There used to be a category that everyone recognized called “TV movie” or “made for television movie” and even though a lot of filmmakers considered that déclassé, it seems to me that probably 90% of feature films fit that description now.

Atlantis has mostly sunk into the ocean, only a few tower spires remain above the waterline, and I’m increasingly at peace with that, because it seems to be what the industry and much of the audience wants. We live in an age of convenience and information control.

Only a very elite group of filmmakers is still allowed to make movies “for theaters“ and actually have them seen and judged that way on a wide scale. Even platform releasing seems to be somewhat endangered. It can’t be fought. It has to be accepted.

9. Addendum: I’ve been informed that it wasn’t Scorsese who requested that the Bob Dylan documentary only be screened for critics in theaters, but a Netflix representative indicated the opposite to me, so I just don’t know what to believe.

It’s actually OK if your film is not eligible for an Oscar — we have a thing called the Emmys. A lot of this anxiety is just a holdover from the days when television was considered culturally inferior to theatrical feature films. Everybody needs to just get over it.

In another 10 to 20 years they’re probably going to merge the Emmys in the Oscars into one program anyway, maybe they’ll call it the Contentys.

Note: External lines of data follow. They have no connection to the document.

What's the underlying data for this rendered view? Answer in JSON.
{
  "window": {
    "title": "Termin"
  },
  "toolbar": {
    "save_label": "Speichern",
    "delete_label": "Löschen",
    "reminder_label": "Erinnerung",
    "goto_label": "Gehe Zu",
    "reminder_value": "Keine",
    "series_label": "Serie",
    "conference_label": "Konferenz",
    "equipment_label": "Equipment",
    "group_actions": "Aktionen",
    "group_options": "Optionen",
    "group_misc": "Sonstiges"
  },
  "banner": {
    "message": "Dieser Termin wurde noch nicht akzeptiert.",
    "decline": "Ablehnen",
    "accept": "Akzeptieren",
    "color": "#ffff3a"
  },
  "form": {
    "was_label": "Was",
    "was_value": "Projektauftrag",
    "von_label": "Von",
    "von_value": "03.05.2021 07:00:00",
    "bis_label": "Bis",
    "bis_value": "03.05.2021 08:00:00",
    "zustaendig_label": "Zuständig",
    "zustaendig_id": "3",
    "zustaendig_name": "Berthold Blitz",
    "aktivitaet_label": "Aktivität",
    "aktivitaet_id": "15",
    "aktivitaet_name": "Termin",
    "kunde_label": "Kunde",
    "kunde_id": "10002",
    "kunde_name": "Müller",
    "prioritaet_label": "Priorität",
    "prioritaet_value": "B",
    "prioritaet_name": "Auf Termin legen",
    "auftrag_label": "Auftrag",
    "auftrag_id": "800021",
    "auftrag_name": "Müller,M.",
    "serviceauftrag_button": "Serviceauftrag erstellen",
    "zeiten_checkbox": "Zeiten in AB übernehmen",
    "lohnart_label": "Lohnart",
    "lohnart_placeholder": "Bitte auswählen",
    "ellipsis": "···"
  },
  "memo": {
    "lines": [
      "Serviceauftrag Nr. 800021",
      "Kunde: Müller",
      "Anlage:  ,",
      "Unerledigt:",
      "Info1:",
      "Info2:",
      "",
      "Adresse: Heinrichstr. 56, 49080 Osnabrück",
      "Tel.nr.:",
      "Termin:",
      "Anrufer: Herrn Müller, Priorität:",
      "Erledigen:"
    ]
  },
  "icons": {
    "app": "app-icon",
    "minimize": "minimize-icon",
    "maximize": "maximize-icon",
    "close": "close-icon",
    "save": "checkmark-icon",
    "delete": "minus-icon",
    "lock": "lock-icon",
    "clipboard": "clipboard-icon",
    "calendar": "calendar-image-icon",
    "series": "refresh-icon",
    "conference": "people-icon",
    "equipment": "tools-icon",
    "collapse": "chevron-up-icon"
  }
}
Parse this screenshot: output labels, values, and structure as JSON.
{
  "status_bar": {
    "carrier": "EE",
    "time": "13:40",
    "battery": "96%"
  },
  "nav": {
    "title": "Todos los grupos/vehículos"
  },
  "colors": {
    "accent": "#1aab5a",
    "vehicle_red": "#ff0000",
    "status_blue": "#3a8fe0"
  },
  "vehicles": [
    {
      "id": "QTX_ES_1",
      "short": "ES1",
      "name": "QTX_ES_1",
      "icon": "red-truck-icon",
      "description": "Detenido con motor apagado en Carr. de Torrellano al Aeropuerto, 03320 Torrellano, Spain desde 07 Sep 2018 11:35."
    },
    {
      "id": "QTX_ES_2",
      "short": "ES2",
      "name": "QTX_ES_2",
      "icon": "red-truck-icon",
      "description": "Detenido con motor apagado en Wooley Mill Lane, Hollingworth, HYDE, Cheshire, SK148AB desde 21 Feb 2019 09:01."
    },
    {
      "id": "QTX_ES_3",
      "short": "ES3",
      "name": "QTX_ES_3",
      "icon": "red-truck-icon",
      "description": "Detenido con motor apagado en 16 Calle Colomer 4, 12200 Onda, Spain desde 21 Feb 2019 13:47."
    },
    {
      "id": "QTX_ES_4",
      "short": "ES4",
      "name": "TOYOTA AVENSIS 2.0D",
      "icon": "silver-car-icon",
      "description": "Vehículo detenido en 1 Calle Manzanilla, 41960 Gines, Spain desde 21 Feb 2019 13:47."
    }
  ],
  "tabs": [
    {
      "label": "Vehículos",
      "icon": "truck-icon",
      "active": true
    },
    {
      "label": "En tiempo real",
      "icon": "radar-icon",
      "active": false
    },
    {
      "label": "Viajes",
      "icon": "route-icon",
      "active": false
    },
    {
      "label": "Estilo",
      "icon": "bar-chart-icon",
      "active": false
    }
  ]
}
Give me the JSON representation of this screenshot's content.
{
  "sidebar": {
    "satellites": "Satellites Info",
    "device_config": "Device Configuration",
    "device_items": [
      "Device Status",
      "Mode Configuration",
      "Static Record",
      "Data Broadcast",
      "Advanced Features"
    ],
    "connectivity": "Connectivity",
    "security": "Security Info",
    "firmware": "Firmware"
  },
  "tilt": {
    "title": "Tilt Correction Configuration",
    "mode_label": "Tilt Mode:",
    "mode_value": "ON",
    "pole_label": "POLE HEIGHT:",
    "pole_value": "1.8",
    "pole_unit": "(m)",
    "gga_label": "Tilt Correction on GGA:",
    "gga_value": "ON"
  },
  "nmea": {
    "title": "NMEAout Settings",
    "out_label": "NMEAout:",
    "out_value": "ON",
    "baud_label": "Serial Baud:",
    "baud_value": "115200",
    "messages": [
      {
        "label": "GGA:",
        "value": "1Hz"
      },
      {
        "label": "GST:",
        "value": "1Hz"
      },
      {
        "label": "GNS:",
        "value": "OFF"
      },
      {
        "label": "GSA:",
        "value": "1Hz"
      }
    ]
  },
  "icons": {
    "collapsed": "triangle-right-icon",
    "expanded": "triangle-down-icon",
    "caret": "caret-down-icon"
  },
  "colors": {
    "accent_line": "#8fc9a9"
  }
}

“One of the fun things about seeing the new Quentin Tarantino film three months early in Cannes (did I mention this?) is that I know exactly why it’s going to make some people furious, and thus I have time to steel myself for the takes.

Back in July 2017, when it was revealed that Tarantino’s next project was connected to the Manson Family murders, it was condemned in some quarters as an insulting and exploitative stunt. We usually require at least a fig-leaf of compassion for the victims in true-crime adaptations, and even Tarantino partisans like myself – I don’t think he’s made a bad film yet – found ourselves wondering how he might square his more outré stylistic impulses with the depiction of a real mass murder in which five people and one unborn child lost their lives.

After all, it’s one thing to slice off with gusto a fictional policeman’s ear; it’s quite another to linger over the gory details of a massacre that took place within living memory, and which still carries a dread historical significance.

In her essay The White Album, Joan Didion wrote: “Many people I know in Los Angeles believe that the Sixties ended abruptly on August 9, 1969, ended at the exact moment when word of the murders on Cielo Drive traveled like brushfire through the community, and in a sense this is true.”

Early in Once Upon a Time in Hollywood, as Leonardo DiCaprio and Brad Pitt’s characters drive up the hill towards Leo’s bachelor pad, the camera cranes up gently to reveal a street sign: Cielo Drive. Tarantino understands how charged that name is; he can hear the Molotov cocktails clinking as he shoulders the crate.

As you may have read in the reviews from Cannes, much of the film is taken up with following DiCaprio and Pitt’s characters – a fading TV actor and his long-serving stunt double – as they amusingly go about their lives in Los Angeles, while Margot Robbie’s Sharon Tate is a relatively minor presence. But the spectre of the murders is just over the horizon, and when the night of the 9th finally arrives, you feel the mood in the cinema shift.

No spoilers whatsoever about what transpires on screen. But in the audience, as it became clear how Tarantino was going to handle this extraordinarily loaded moment, the room soured and split, like a pan of cream left too long on the hob. I craned in, amazed, but felt the person beside me recoil in either dismay or disgust.

Two weeks on, I’m convinced that the scene is the boldest and most graphically violent of Tarantino’s career – I had to shield my eyes at one point, found myself involuntarily groaning “oh no” at another – and a dead cert for the most controversial. People will be outraged by it, and with good reason. But in a strange and brilliant way, it takes Didion’s death-of-the-Sixties observation and pushes it through a hellfire-hot catharsis.

Hollywood summoned up this horror, the film seems to be saying, and now it’s Hollywood’s turn to exorcise it. I can’t wait until the release in August, when we can finally talk about why.

~ Robbie Collin